Thomas Stratmann and David Wille of the Mercatus Center at George Mason University challenge the claim CON laws improve hospital quality. “Using a broad dataset, the study finds no evidence that CON laws improve hospital quality. In fact, there are more deaths and serious postsurgery complications in hospitals in states with CON laws,” wrote Stratmann and Wille.

Certificate-of-Need Laws Lower Quality of Care, Study Finds
Shelby Livingston of Modern Healthcare examines a new study from the Mercatus Center that argues certificate of need laws that govern the construction and development of health care facilities do not raise the quality of care at hospitals and may even lead to higher readmission rates.

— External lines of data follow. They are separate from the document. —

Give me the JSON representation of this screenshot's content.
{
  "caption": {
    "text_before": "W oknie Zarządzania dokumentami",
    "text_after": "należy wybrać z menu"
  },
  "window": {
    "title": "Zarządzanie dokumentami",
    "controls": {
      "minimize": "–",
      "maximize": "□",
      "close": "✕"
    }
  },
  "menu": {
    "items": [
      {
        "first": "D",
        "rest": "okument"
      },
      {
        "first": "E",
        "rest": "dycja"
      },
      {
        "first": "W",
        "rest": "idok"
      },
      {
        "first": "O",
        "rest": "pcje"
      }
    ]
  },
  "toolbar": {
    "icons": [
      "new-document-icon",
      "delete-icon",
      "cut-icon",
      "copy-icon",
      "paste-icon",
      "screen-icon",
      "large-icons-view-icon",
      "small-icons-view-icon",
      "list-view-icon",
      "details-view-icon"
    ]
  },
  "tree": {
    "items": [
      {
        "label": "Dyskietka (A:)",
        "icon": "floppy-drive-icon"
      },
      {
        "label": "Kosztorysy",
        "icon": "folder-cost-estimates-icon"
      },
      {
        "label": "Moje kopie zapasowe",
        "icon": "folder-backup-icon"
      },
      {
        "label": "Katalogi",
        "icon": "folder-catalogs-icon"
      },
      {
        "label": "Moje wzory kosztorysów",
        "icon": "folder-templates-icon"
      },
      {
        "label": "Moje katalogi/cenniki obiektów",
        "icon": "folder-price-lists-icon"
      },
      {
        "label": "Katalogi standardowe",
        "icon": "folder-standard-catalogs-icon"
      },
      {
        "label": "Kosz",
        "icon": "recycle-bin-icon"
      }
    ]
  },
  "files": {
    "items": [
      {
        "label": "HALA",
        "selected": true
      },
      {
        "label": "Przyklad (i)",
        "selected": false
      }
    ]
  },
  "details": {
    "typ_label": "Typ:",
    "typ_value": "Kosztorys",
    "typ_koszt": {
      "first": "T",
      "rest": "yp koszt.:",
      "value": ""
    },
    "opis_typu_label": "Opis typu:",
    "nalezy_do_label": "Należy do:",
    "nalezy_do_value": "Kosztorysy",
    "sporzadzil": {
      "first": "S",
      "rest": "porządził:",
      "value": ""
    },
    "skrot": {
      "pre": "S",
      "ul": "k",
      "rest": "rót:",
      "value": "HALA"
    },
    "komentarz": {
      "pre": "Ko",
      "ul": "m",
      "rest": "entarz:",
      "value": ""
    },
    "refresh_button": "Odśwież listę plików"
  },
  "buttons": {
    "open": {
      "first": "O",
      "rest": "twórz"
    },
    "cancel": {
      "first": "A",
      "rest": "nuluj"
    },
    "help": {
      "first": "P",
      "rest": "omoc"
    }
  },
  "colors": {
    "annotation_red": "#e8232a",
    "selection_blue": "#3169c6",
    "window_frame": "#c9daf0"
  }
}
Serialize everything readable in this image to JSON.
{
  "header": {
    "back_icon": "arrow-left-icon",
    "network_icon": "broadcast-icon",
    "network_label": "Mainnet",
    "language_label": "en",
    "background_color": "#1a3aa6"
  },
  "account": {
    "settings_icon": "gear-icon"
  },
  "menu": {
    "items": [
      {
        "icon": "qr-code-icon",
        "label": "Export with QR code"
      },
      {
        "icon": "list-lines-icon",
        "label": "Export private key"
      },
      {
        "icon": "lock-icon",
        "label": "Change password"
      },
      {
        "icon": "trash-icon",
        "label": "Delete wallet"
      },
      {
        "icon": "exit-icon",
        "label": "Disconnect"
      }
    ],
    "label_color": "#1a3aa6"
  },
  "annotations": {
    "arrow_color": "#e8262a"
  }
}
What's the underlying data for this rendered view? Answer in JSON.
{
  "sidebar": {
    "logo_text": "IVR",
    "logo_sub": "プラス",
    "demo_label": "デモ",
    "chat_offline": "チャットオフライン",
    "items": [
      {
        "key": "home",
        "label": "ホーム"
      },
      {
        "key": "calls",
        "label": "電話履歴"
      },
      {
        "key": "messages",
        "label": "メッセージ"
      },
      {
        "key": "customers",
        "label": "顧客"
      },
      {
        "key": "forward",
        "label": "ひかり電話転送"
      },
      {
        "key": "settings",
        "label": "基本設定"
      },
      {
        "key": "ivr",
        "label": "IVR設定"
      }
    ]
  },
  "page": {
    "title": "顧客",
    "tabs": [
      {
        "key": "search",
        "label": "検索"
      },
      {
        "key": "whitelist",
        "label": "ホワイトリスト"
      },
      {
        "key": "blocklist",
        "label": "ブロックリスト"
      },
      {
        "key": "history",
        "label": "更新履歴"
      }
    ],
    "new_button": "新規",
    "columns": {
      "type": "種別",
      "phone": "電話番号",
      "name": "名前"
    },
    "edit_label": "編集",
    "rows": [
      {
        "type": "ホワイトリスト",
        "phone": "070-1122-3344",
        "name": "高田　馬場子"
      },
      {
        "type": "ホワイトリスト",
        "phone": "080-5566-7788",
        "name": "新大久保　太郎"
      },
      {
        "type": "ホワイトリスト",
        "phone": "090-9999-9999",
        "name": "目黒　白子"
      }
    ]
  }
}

Certificate of Need Laws: A Prescription for Higher Costs
In this article published in Antitrust Magazine, Federal Trade Commissioner Maureen Ohlhausen examines CON laws and argues for their repeal. “Regardless of one’s perspective on the proper balance between state and federal power, there are some very good reasons to repeal state CON laws,” wrote Ohlhausen.

The Great Healthcare CON
Jordan Bruneau of the Foundation for Economic Education finds CON laws raise health care prices and reduce availability. He advises, “Rather than pinning our hopes on grand plans to overhaul the system, we should first look at where we can make changes on the margin that would move us in the right direction. Abolishing CON laws – a barrier to entry that drives up price, restricts access, and is maintained by cronyism – would be a great place to start.”

Certificate of Need: State Health Laws and Programs
The National Conference of State Legislatures outlines the various state CON laws and the positions of CON law proponents and critics.

Nothing in this Research & Commentary is intended to influence the passage of legislation, and it does not necessarily represent the views of The Heartland Institute. For further information on this subject, visit The Heartland Institute’s website, and PolicyBot, Heartland’s free online research database.

If you have any questions about this issue or The Heartland Institute’s website, contact the government relations team, at [email protected] or 312/377-4000.